Leukemia Home > Chronic Leukemia
Chronic leukemia is a slowly progressing cancer that starts in blood-forming tissue and causes the production of abnormal blood cells. There are two main types: chronic lymphocytic leukemia (CLL) and chronic myeloid leukemia (CML), both of which primarily affect adults. Most people with CML have a gene mutation (change) called the Philadelphia chromosome. The cause of CLL is not known; however, some of the risk factors for the disease include having a family history of the disease and being middle-aged or older, male, or Caucasian.
Leukemia is cancer that starts in blood-forming tissue and causes large numbers of blood cells to be produced and enter the bloodstream. Each year, about 29,000 adults and 2,000 children in the United States are diagnosed with leukemia. Leukemia is either chronic (gets worse slowly) or acute (gets worse quickly). In early stages of chronic leukemia, the abnormal blood cells can still do their work, and people with chronic leukemia may not have any symptoms of the cancer. However, as the cancer slowly progresses, symptoms of chronic leukemia will appear as the number of leukemia cells in the blood rises.
Blood cells form in the bone marrow. Bone marrow is the soft material in the center of most bones. Immature blood cells are called stem cells and blasts. Most blood cells mature in the bone marrow and then move into the blood vessels. Blood flowing through the blood vessels and heart is called the peripheral blood.
Chronic Leukemia Cells

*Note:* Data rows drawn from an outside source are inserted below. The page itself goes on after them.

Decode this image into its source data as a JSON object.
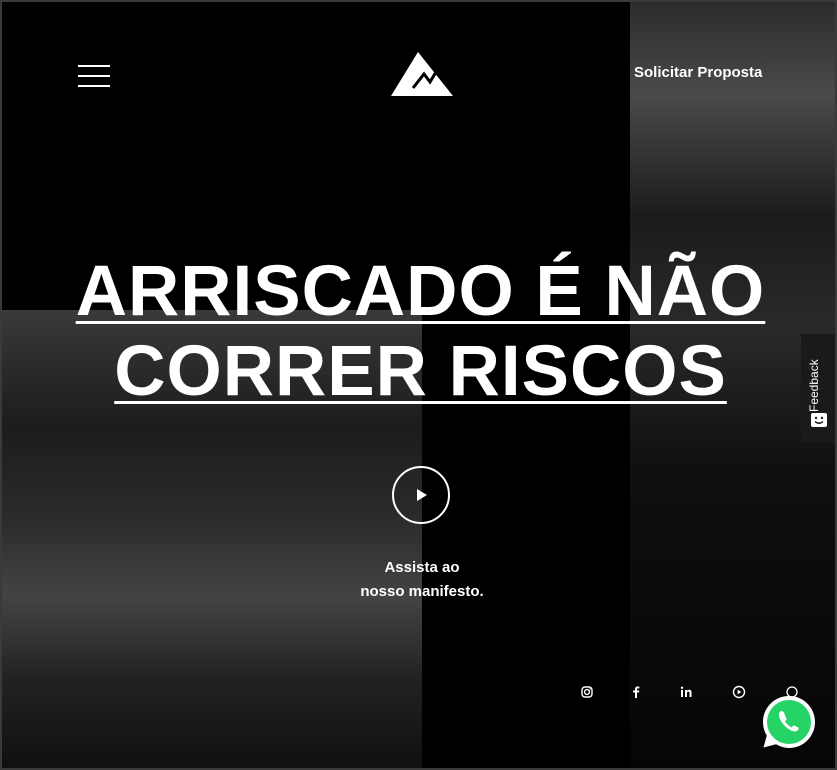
{
  "header": {
    "menu_icon": "hamburger-icon",
    "logo_icon": "mountain-logo-icon",
    "cta_label": "Solicitar Proposta"
  },
  "hero": {
    "title_line1": "ARRISCADO É NÃO",
    "title_line2": "CORRER RISCOS",
    "play_icon": "play-icon",
    "watch_line1": "Assista ao",
    "watch_line2": "nosso manifesto."
  },
  "social": {
    "icons": [
      "instagram-icon",
      "facebook-icon",
      "linkedin-icon",
      "youtube-icon",
      "whatsapp-icon"
    ]
  },
  "feedback": {
    "label": "Feedback"
  },
  "colors": {
    "background": "#000000",
    "text": "#ffffff",
    "whatsapp_green": "#25D366"
  }
}
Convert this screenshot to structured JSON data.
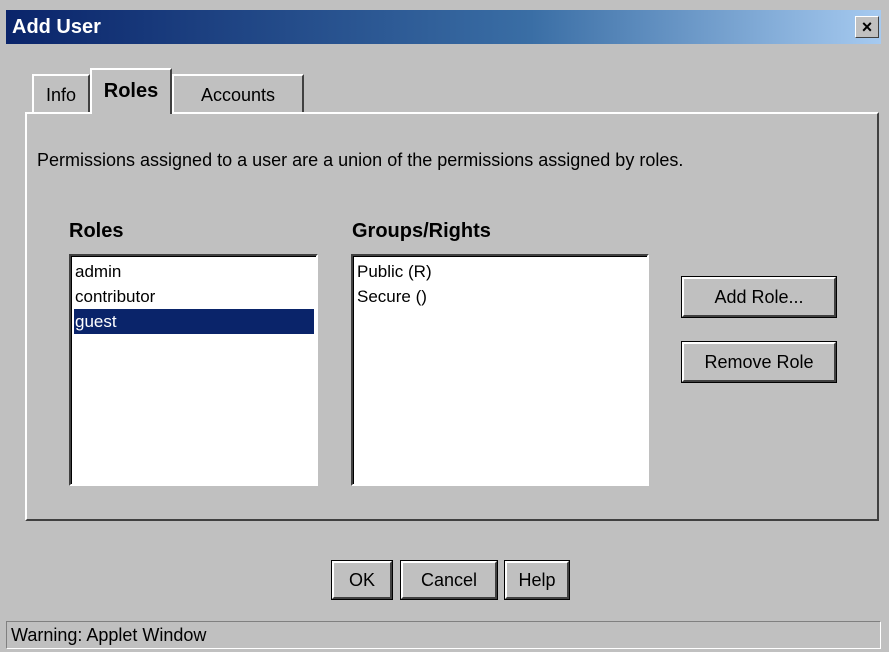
{
  "window": {
    "title": "Add User",
    "close_symbol": "×"
  },
  "tabs": [
    {
      "label": "Info",
      "active": false
    },
    {
      "label": "Roles",
      "active": true
    },
    {
      "label": "Accounts",
      "active": false
    }
  ],
  "panel": {
    "description": "Permissions assigned to a user are a union of the permissions assigned by roles.",
    "roles_label": "Roles",
    "groups_label": "Groups/Rights",
    "roles": [
      "admin",
      "contributor",
      "guest"
    ],
    "selected_role": "guest",
    "groups_rights": [
      "Public  (R)",
      "Secure  ()"
    ],
    "add_role_label": "Add Role...",
    "remove_role_label": "Remove Role"
  },
  "footer": {
    "ok_label": "OK",
    "cancel_label": "Cancel",
    "help_label": "Help"
  },
  "status": {
    "text": "Warning: Applet Window"
  }
}
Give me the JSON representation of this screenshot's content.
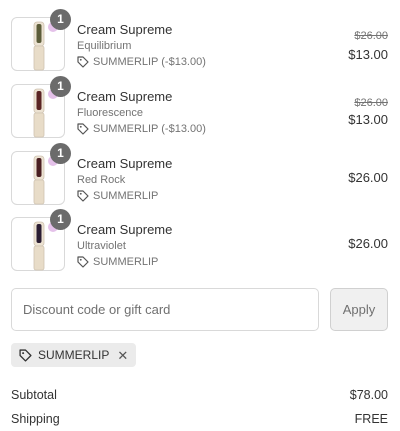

In people with chronic leukemia, the bone marrow produces abnormal white blood cells, which are leukemia cells. At first, leukemia cells function almost normally. However, in time, they may crowd out normal white blood cells, red blood cells, and platelets, which makes it hard for blood to do its work. This may result in infection, anemia, and easy bleeding.